For the starting place of discipleship, it turns out, is not crystalline clarity and conviction.

The starting place of discipleship is need. Discipleship starts in the dark when we stand with each other in the midst of our need, not denying it and not rushing to fix it but being present to each other in the midst of it. Discipleship starts when stop hiding our pain, or shame or hurt. Discipleship starts when we stop our frenetic fixing and simply stand where we are. It is there that the light meets us and it is there where we are to meet each other.

A couple of years ago, I was in Zambia, traveling as part of our partnership with Communities without Borders. I remember clearly, one night as I was sitting in the dining area in the guest house where we were staying when the lights went out. I was told that could happen and had been instructed to always have a flash light with me but that night I had left mine behind. Sitting there in the darkness, I realized that I did not know the layout of the guest house well enough to have made my way safely back to my room.
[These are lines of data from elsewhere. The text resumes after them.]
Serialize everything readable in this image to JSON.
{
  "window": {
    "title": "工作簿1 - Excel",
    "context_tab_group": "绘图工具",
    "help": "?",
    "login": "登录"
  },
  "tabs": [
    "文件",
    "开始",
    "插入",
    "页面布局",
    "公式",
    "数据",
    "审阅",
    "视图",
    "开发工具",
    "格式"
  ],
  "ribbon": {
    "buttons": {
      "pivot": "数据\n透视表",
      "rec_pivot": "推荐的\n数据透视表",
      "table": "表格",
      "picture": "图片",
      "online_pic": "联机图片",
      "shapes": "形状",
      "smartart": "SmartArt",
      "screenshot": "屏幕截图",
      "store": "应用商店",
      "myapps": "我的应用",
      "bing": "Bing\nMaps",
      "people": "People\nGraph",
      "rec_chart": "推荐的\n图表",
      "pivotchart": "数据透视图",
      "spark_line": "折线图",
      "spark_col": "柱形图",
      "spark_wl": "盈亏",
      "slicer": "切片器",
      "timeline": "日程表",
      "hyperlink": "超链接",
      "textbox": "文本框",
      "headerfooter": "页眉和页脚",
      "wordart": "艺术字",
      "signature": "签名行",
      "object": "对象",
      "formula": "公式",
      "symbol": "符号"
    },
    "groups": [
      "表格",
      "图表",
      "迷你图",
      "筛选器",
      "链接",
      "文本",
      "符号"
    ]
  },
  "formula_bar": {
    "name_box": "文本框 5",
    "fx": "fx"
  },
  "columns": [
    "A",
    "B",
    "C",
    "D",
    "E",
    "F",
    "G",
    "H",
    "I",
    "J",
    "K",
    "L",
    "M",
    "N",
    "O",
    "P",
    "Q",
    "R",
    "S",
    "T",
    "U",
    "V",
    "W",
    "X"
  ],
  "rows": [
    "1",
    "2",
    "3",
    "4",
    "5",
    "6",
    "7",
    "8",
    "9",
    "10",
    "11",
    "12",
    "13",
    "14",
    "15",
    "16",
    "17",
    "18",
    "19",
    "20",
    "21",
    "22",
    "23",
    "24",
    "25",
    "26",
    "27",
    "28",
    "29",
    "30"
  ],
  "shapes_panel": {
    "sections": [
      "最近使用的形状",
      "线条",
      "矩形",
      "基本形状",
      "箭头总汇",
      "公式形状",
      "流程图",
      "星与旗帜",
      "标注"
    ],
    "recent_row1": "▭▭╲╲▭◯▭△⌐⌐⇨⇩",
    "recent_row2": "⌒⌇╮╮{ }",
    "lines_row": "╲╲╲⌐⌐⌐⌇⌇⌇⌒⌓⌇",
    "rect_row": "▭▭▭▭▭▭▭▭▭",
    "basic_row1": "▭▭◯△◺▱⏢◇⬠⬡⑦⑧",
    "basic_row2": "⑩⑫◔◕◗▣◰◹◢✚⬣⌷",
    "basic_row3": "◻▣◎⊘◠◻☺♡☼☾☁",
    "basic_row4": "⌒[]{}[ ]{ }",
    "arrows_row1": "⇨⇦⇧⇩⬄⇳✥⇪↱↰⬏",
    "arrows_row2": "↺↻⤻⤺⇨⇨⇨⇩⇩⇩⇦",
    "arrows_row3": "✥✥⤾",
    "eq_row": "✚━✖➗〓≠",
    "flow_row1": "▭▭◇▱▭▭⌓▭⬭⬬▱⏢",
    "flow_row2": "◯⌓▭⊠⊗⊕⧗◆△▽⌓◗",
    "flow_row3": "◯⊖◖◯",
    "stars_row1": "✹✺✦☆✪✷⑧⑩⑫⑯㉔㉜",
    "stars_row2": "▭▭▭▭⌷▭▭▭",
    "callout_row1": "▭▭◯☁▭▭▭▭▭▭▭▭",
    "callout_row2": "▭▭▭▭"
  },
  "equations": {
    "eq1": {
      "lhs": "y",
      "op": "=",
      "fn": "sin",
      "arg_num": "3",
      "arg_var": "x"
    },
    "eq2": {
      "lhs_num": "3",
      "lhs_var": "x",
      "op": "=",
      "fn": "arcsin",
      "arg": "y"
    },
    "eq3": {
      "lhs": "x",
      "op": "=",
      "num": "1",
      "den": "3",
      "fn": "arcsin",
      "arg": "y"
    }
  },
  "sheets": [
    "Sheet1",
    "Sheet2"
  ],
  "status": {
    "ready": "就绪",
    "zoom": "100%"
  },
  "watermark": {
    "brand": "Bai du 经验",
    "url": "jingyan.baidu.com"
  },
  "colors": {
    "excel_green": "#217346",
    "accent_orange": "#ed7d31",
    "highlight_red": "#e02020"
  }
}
In fact, in the darkness I would not really make out the contours of the room and hall way and stairs at all. And so I just sat there wondering what I was to do. It was not too long though before Matthew, a high school student who was traveling with us from a church across town came into the dining area with his head lamp beaming. He had come to fill up his water bottle but sizing up my difficulty, he asked if I needed him to help me make my way to my room. I, of course, immediately followed him out of the darkness without hesitation.

Hall writes “Let us be quite clear: only the light is final. We have no lasting interest in the darkness as such, and certainly no desire to court it. It is necessary to think about it and to enter into it only because it is already there; it is already our condition; and the true light that lightens our darkness can only be apprehended by us rightly as we stand, honestly and knowingly, exactly where we are. For it is known that only as we become accustomed to the night, the deepening gloom, are we able to see the light that is specifically light for this darkness.”[2]

That is the promise of the Gospel and the hope of what it is to truly be church. What we do together here in the light of God’s love, is not to deny our pain and our doubts, it is not to hide our heart aches and fears but instead to share them. We are to stand with each other in trying times when all we see is darkness and the light seems so far away. And through our love and witness, we are to help the light of God’s love shine.

Why did Peter and Andrew, James and John follow Jesus without hesitation that day? Because, “The people who sat in darkness have seen a great light, and for those who sat in the region and shadow of death light has dawned.” May the light of God’s love call us out of our places of deep darkness and illuminate our walk together. Amen

[1] Douglas John Hall. Lighten our Darkness ( Academic Renewal Press: Lima, Ohio 2001). p. 46

[2] Hall P. 227